Activity ->
Please copy each line below that contains the word "avatar".

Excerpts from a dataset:
——————
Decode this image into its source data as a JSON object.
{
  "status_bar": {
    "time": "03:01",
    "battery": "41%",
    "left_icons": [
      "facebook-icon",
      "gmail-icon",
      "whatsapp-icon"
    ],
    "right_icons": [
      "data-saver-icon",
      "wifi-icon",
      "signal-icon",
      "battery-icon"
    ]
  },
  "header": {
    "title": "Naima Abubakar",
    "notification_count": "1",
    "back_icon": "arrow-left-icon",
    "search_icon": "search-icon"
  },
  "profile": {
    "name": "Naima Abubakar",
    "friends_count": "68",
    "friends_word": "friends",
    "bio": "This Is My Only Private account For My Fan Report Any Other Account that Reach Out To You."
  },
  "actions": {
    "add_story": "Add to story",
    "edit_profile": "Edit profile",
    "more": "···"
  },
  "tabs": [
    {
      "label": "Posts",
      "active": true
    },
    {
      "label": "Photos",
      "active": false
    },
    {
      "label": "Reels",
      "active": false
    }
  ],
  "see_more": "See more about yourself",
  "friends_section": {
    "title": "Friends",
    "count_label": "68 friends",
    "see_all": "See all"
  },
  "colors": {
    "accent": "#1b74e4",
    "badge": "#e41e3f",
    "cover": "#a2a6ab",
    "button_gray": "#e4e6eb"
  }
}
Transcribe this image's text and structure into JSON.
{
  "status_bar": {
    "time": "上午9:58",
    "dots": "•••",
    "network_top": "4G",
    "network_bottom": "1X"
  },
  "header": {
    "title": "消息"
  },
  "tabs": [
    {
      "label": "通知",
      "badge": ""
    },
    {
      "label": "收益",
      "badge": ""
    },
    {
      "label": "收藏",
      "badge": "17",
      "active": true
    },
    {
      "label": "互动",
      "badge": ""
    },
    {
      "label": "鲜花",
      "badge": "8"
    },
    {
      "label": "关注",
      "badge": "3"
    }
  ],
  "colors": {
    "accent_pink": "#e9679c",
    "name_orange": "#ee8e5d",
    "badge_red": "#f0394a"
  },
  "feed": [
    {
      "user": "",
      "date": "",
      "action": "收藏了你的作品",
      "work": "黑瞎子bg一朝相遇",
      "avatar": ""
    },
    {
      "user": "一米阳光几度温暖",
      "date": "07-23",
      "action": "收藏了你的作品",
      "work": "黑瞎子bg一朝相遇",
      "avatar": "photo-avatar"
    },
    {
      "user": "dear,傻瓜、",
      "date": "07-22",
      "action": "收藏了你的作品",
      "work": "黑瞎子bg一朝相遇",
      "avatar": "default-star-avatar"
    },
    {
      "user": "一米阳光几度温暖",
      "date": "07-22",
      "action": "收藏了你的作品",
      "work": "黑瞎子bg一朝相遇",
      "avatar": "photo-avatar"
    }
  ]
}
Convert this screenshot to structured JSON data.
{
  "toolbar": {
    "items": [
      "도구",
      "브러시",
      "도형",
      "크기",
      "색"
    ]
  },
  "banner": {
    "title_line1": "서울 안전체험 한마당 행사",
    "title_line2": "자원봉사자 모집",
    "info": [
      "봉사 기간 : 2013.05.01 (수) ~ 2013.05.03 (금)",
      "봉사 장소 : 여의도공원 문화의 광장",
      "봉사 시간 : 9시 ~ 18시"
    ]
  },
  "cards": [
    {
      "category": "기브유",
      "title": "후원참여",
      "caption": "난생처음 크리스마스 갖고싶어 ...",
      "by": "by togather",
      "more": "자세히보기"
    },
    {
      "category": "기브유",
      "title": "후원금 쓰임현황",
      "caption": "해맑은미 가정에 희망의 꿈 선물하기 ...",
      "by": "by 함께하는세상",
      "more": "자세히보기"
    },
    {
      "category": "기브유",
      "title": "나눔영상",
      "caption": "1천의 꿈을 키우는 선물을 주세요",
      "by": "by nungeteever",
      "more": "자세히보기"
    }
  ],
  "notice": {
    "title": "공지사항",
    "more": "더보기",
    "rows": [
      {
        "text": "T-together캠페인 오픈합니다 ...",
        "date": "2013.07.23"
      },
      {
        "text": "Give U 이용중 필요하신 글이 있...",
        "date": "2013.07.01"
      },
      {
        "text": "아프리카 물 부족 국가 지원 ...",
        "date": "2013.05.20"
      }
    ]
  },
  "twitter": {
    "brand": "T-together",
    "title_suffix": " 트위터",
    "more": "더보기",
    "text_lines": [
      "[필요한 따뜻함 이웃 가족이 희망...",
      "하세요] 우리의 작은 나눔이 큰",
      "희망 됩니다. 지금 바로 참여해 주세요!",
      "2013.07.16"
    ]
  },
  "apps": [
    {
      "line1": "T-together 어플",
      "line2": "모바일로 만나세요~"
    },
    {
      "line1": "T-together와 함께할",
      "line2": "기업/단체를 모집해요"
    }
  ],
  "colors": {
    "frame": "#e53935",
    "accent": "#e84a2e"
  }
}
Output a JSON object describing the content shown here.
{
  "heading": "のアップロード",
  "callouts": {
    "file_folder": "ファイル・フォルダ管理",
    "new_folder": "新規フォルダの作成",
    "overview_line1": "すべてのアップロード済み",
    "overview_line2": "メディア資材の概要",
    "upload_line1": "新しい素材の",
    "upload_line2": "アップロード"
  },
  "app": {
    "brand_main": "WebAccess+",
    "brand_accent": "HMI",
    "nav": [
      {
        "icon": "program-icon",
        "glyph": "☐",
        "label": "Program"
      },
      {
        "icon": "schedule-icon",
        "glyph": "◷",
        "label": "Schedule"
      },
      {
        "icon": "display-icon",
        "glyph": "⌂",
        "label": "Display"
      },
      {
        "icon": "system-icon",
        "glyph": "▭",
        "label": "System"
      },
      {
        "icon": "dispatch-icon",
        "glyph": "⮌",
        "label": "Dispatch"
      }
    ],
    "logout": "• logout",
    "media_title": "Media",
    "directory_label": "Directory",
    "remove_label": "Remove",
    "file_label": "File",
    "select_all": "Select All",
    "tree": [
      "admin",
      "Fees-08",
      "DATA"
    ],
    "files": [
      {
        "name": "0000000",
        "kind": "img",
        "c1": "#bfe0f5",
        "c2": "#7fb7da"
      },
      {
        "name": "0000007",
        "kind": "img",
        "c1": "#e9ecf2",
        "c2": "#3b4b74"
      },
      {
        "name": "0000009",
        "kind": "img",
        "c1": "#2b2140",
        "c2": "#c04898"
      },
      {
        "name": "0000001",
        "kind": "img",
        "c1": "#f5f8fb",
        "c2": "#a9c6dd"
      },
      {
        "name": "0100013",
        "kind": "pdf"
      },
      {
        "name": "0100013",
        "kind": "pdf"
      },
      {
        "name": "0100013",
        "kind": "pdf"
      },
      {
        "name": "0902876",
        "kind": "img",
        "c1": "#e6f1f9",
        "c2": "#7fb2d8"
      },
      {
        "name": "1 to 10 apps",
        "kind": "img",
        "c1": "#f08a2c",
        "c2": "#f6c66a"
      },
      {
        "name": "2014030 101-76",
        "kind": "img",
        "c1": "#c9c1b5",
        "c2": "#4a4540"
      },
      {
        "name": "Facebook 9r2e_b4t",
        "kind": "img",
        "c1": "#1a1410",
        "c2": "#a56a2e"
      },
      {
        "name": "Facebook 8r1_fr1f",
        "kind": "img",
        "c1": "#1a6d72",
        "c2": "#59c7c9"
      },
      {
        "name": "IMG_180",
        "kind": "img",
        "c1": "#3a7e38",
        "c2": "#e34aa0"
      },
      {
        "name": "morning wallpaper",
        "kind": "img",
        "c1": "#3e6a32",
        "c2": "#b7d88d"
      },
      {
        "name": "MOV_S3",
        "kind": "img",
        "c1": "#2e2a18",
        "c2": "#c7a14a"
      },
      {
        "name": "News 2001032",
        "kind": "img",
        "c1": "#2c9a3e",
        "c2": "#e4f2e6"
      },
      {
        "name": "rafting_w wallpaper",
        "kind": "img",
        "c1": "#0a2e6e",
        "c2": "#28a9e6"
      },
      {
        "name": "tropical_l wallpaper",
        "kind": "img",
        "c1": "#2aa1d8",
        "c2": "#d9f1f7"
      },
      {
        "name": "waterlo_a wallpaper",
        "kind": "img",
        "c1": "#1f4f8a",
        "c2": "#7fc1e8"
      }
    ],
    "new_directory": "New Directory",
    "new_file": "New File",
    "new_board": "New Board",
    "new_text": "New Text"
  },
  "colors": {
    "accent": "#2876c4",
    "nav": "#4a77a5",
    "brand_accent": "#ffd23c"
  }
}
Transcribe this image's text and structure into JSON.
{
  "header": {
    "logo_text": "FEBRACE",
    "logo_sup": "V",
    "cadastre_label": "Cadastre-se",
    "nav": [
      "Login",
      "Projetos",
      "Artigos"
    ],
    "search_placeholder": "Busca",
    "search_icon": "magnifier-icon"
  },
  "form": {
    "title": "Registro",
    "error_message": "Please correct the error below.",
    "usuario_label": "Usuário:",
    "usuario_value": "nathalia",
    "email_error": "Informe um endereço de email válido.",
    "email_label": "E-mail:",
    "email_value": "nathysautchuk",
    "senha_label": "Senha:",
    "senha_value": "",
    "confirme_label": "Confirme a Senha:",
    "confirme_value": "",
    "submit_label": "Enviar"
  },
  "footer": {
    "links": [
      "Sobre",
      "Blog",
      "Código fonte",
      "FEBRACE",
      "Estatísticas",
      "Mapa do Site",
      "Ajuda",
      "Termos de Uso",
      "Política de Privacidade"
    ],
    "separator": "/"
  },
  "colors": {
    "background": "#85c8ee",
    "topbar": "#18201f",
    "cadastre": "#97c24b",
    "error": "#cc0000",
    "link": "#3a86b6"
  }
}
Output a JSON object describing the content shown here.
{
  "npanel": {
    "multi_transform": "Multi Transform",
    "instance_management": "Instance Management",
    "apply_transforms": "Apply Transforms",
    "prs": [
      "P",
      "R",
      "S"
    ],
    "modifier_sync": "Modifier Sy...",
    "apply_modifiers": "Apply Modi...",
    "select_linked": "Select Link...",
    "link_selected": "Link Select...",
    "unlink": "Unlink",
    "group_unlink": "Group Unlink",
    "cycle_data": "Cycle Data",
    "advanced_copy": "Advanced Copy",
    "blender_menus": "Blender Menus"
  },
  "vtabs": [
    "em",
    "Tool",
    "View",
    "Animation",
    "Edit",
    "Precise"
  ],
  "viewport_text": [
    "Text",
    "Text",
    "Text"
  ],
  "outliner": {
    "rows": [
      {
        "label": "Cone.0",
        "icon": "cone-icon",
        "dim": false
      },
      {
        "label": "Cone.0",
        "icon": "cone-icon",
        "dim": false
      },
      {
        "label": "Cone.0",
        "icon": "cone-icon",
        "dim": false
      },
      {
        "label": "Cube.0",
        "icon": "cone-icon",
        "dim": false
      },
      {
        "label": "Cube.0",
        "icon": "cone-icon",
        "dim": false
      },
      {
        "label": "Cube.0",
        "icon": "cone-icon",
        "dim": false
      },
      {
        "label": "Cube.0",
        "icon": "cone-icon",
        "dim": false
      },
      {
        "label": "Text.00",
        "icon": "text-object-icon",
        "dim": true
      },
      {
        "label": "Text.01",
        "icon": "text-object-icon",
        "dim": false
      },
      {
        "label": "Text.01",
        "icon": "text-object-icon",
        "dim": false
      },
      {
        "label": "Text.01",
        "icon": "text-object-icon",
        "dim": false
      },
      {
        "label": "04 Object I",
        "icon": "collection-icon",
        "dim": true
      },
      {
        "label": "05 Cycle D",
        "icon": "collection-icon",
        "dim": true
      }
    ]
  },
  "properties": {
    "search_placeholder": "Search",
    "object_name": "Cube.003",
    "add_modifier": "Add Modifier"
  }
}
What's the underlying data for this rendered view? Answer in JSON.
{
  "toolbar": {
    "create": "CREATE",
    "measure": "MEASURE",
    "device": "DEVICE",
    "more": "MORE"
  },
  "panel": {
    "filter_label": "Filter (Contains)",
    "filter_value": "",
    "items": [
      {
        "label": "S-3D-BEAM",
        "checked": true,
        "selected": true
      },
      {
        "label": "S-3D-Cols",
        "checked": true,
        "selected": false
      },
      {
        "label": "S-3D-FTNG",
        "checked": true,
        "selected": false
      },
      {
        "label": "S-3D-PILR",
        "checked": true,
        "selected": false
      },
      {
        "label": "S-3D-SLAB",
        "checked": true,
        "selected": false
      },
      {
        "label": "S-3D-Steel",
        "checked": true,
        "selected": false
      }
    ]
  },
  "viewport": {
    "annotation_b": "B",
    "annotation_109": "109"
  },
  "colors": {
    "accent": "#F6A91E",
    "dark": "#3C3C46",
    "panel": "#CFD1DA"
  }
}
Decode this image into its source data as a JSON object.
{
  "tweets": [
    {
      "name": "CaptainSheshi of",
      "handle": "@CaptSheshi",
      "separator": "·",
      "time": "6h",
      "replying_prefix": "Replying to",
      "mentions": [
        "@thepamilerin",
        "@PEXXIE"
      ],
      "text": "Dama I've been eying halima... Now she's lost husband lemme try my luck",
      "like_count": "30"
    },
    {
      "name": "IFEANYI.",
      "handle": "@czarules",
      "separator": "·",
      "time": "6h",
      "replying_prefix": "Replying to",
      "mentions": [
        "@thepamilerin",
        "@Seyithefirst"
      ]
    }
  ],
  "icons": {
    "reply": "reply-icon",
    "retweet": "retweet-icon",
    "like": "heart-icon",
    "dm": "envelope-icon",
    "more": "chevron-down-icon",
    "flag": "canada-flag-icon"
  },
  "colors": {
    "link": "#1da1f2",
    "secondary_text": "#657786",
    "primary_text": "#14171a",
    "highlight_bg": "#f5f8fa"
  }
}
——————
Exercise solution ->
      "avatar": ""
      "avatar": "photo-avatar"
      "avatar": "default-star-avatar"
      "avatar": "photo-avatar"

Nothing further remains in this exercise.